Exercise input:

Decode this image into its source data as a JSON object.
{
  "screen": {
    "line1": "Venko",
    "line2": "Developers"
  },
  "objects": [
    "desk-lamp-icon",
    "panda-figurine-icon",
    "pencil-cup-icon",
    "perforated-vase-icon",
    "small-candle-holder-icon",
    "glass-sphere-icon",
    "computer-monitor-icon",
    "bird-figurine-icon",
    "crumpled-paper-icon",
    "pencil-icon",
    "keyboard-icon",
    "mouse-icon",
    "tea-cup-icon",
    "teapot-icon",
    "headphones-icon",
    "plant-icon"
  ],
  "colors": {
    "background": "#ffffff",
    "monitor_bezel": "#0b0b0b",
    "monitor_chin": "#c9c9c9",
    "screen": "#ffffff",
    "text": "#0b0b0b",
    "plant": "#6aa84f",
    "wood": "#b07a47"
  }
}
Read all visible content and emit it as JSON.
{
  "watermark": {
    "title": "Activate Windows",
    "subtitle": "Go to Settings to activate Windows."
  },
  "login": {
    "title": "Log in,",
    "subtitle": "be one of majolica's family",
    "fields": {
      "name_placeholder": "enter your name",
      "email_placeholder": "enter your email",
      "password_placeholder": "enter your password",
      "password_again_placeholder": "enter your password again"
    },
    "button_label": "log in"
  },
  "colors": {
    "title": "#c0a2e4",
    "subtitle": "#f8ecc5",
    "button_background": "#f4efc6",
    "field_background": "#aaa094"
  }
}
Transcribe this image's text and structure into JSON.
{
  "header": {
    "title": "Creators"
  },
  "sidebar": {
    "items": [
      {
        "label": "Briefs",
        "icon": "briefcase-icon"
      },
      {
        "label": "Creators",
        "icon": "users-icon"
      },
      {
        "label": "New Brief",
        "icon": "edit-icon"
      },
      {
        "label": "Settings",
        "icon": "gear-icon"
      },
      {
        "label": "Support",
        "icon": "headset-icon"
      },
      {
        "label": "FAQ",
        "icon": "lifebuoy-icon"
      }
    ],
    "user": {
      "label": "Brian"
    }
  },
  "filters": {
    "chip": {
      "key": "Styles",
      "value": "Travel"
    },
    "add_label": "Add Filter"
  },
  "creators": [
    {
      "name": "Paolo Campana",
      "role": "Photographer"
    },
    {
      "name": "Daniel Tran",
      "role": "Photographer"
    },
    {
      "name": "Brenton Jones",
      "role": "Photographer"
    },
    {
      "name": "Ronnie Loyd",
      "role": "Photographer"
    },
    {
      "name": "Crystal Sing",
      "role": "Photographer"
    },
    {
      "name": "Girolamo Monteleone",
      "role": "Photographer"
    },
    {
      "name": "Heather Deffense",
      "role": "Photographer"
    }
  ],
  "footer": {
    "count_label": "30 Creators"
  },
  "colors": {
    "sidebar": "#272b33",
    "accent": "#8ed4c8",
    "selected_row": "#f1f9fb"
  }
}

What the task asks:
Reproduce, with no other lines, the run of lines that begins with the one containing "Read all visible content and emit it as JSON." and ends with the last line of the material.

Reply:
Read all visible content and emit it as JSON.
{
  "watermark": {
    "title": "Activate Windows",
    "subtitle": "Go to Settings to activate Windows."
  },
  "login": {
    "title": "Log in,",
    "subtitle": "be one of majolica's family",
    "fields": {
      "name_placeholder": "enter your name",
      "email_placeholder": "enter your email",
      "password_placeholder": "enter your password",
      "password_again_placeholder": "enter your password again"
    },
    "button_label": "log in"
  },
  "colors": {
    "title": "#c0a2e4",
    "subtitle": "#f8ecc5",
    "button_background": "#f4efc6",
    "field_background": "#aaa094"
  }
}
Transcribe this image's text and structure into JSON.
{
  "header": {
    "title": "Creators"
  },
  "sidebar": {
    "items": [
      {
        "label": "Briefs",
        "icon": "briefcase-icon"
      },
      {
        "label": "Creators",
        "icon": "users-icon"
      },
      {
        "label": "New Brief",
        "icon": "edit-icon"
      },
      {
        "label": "Settings",
        "icon": "gear-icon"
      },
      {
        "label": "Support",
        "icon": "headset-icon"
      },
      {
        "label": "FAQ",
        "icon": "lifebuoy-icon"
      }
    ],
    "user": {
      "label": "Brian"
    }
  },
  "filters": {
    "chip": {
      "key": "Styles",
      "value": "Travel"
    },
    "add_label": "Add Filter"
  },
  "creators": [
    {
      "name": "Paolo Campana",
      "role": "Photographer"
    },
    {
      "name": "Daniel Tran",
      "role": "Photographer"
    },
    {
      "name": "Brenton Jones",
      "role": "Photographer"
    },
    {
      "name": "Ronnie Loyd",
      "role": "Photographer"
    },
    {
      "name": "Crystal Sing",
      "role": "Photographer"
    },
    {
      "name": "Girolamo Monteleone",
      "role": "Photographer"
    },
    {
      "name": "Heather Deffense",
      "role": "Photographer"
    }
  ],
  "footer": {
    "count_label": "30 Creators"
  },
  "colors": {
    "sidebar": "#272b33",
    "accent": "#8ed4c8",
    "selected_row": "#f1f9fb"
  }
}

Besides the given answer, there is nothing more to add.